Recycling programmes can still make sense even if they run at a loss, but only if the costs of disposing of this kind of plastic via the recycling system is lower than the costs of disposing of it via landfill. If it costs $30/tonne to get rid of waste at the landfill and the net costs of a recycling programme are $20/tonne, we're still $10/tonne better off by having it.

When I'd run some ballpark numbers on Christchurch's system in 2009, it looked like we were paying at least twice as much to get rid of waste via recycling, on average, as we were paying for disposal at Kate Valley. Some recyclables are of high value and are worth sending through a recycling system, but most of it is not worth the cost.

The numbers in Christchurch have likely changed with our newer bin system that separates out composting waste; the Otago numbers too could vary. I'd be surprised if it made sense to be stockpiling plastics in hopes of shipping them to China, but it's not impossible.


  1. It would help if we didn't have two branches of central government sending out conflicting requirements.

    On the one hand councils are signed up to or required to follow the national waste minimisation strategy (Reduce, Recycle, Reuse) which is the justification for recycling schemes such as this one and their associated costs. Presumably this comes from Ministry for the Environment.

    On the other hand Foodsafety NZ (part of MoBIE) encourages more waste through increased food packaging. They also actively promote all those "use-once" items such as plastic plates, cutlery, glasses etc.

    Given that food packaging represents something like 99% of our recycling stream you would think it would be a priority of central government to develop a co-ordinated approach instead of continuing this lunacy.

    BTW this is one of those classic cases where the public sector can use divided responsibility to avoid any accountability. Central government says "not our problem councils do recycling". Councils say "Not our fault, we have to do this 'cos government told us to". Brilliant.

  2. I'm pretty unconvinced that the biggest part of recycling comes out of Foodsafety NZ requirements. Glass bottles and plastic milk containers would exist regardless of those regs. Is there a cite on this? I could imagine an argument where the lowest-value parts of the recycling stream are there because of mandates elsewhere, but I'd love to see the numbers on it.
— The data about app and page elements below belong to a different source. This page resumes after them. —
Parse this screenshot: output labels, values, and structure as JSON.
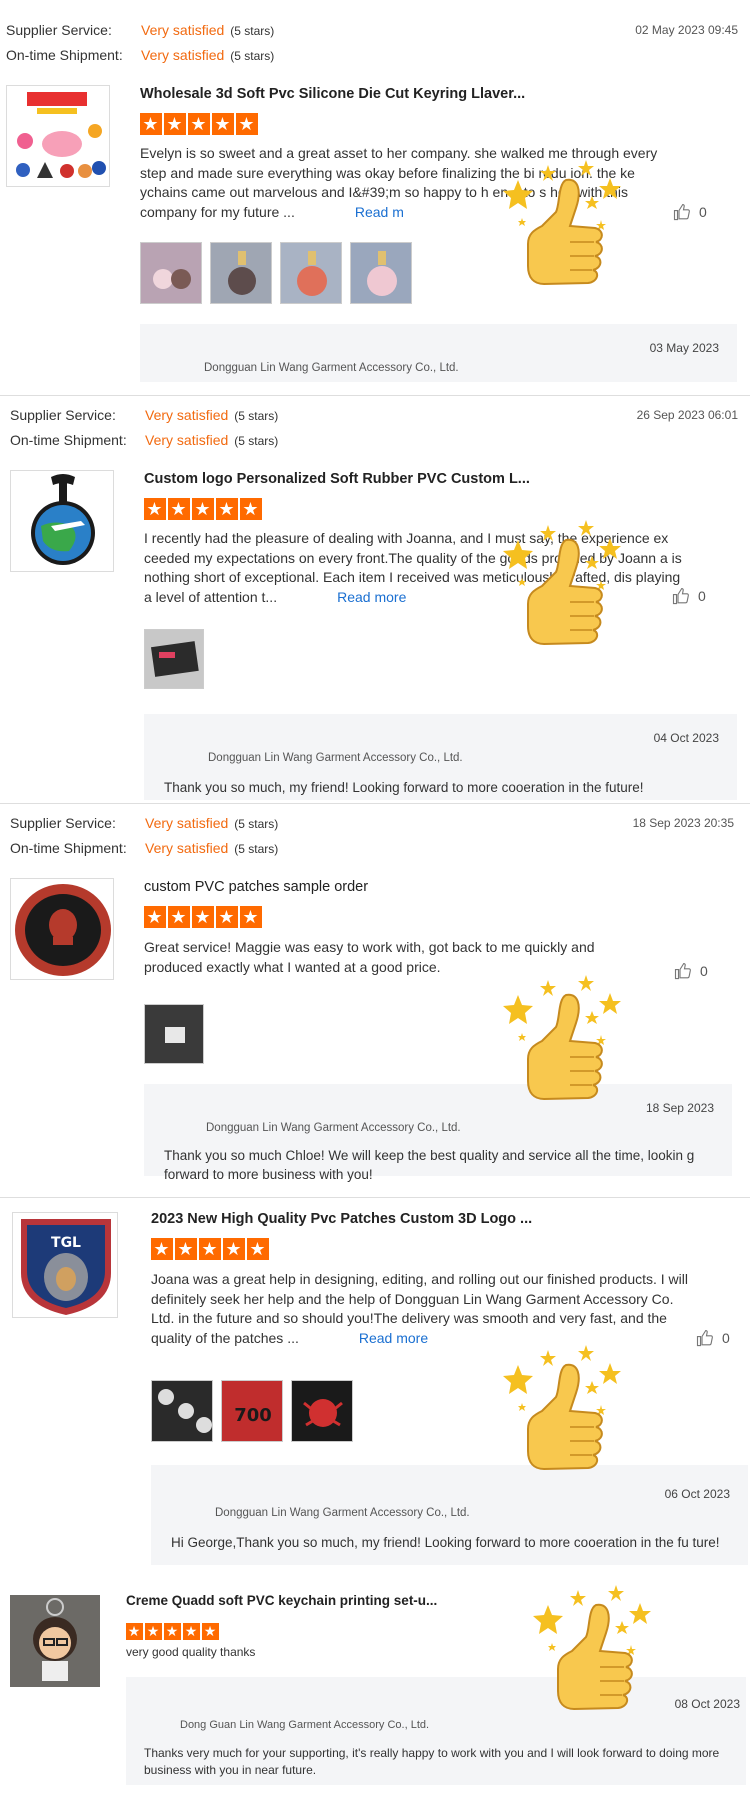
{
  "labels": {
    "supplier_service": "Supplier Service:",
    "ontime_shipment": "On-time Shipment:",
    "very_satisfied": "Very satisfied",
    "five_stars": "(5 stars)",
    "read_more": "Read more"
  },
  "reviews": [
    {
      "date": "02 May 2023 09:45",
      "title": "Wholesale 3d Soft Pvc Silicone Die Cut Keyring Llaver...",
      "body": "Evelyn is so sweet and a great asset to her company. she walked me through every step and made sure everything was okay before finalizing the bi  rodu  ion. the ke ychains came out marvelous and I&#39;m so happy to h  en      e to s hop with this company for my future ...",
      "read_more": "Read m",
      "likes": "0",
      "reply_date": "03 May 2023",
      "reply_company": "Dongguan Lin Wang Garment Accessory Co., Ltd.",
      "reply_text": ""
    },
    {
      "date": "26 Sep 2023 06:01",
      "title": "Custom logo Personalized Soft Rubber PVC Custom L...",
      "body": "I recently had the pleasure of dealing with Joanna, and I must say, the experience ex ceeded my expectations on every front.The quality of the goods provided by Joann a is nothing short of exceptional. Each item I received was meticulously crafted, dis playing a level of attention t...",
      "read_more": "Read more",
      "likes": "0",
      "reply_date": "04 Oct 2023",
      "reply_company": "Dongguan Lin Wang Garment Accessory Co., Ltd.",
      "reply_text": "Thank you so much, my friend! Looking forward to more cooeration in the future!"
    },
    {
      "date": "18 Sep 2023 20:35",
      "title": "custom PVC patches sample order",
      "body": "Great service! Maggie was easy to work with, got back to me quickly and produced exactly what I wanted at a good price.",
      "likes": "0",
      "reply_date": "18 Sep 2023",
      "reply_company": "Dongguan Lin Wang Garment Accessory Co., Ltd.",
      "reply_text": "Thank you so much Chloe! We will keep the best quality and service all the time, lookin g forward to more business with you!"
    },
    {
      "title": "2023 New High Quality Pvc Patches Custom 3D Logo ...",
      "body": "Joana was a great help in designing, editing, and rolling out our finished products. I will definitely seek her help and the help of Dongguan Lin Wang Garment Accessory Co. Ltd. in the future and so should you!The delivery was smooth and very fast, and the quality of the patches ...",
      "read_more": "Read more",
      "likes": "0",
      "reply_date": "06 Oct 2023",
      "reply_company": "Dongguan Lin Wang Garment Accessory Co., Ltd.",
      "reply_text": "Hi George,Thank you so much, my friend! Looking forward to more cooeration in the fu ture!"
    },
    {
      "title": "Creme Quadd soft PVC keychain printing set-u...",
      "body": "very good quality thanks",
      "reply_date": "08 Oct 2023",
      "reply_company": "Dong Guan Lin Wang Garment Accessory Co., Ltd.",
      "reply_text": "Thanks very much for your supporting, it's really happy to work with you and I will look forward to doing more business with you in near future."
    }
  ],
  "colors": {
    "accent": "#ff6a00",
    "link": "#1a6fd1",
    "reply_bg": "#f4f5f7"
  }
}
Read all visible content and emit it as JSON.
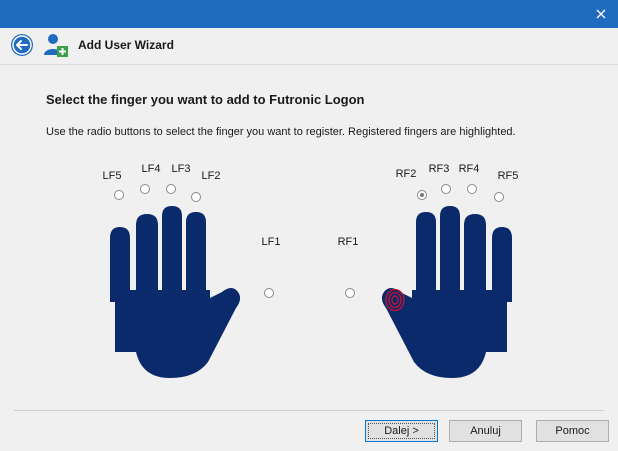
{
  "window": {
    "close_glyph": "×"
  },
  "header": {
    "title": "Add User Wizard",
    "back_icon": "back-arrow-icon",
    "user_icon": "add-user-icon"
  },
  "main": {
    "title": "Select the finger you want to add to Futronic Logon",
    "instructions": "Use the radio buttons to select the finger you want to register. Registered fingers are highlighted."
  },
  "fingers": {
    "LF5": {
      "label": "LF5",
      "checked": false
    },
    "LF4": {
      "label": "LF4",
      "checked": false
    },
    "LF3": {
      "label": "LF3",
      "checked": false
    },
    "LF2": {
      "label": "LF2",
      "checked": false
    },
    "LF1": {
      "label": "LF1",
      "checked": false
    },
    "RF1": {
      "label": "RF1",
      "checked": false,
      "registered": true
    },
    "RF2": {
      "label": "RF2",
      "checked": true
    },
    "RF3": {
      "label": "RF3",
      "checked": false
    },
    "RF4": {
      "label": "RF4",
      "checked": false
    },
    "RF5": {
      "label": "RF5",
      "checked": false
    }
  },
  "colors": {
    "hand": "#0b2a6b",
    "registered_print": "#c8102e",
    "titlebar": "#1e6bbf"
  },
  "buttons": {
    "next": "Dalej >",
    "cancel": "Anuluj",
    "help": "Pomoc"
  }
}
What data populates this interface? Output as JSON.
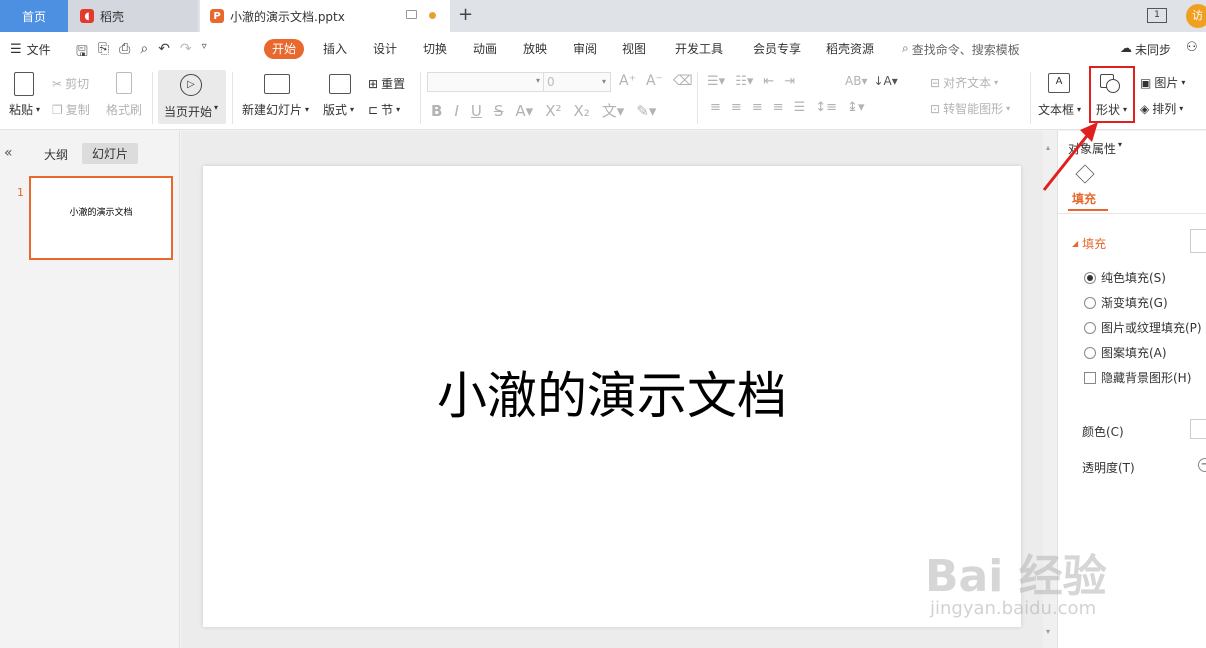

  3. I would agree that there are also straight out financial efficiency reasons for choosing use-once packaging rather than reusable packaging or even no packaging. Even so I don't think the joint initiative between government and industry to reduce packaging at source has made much progress. At the same time all food manufacturers know that a conservative approach to packaging will help guarantee that a food safety plan is accepted by MPI/local council. So food suppliers are highly incentivised to over-package.

    I stand by the comment that two parts of government are working in opposition to each other so it's no big surprise if we find that some excess costs being passed on to ratepayers and consumers.

    If anyone finds any research in this area I too would be very interested.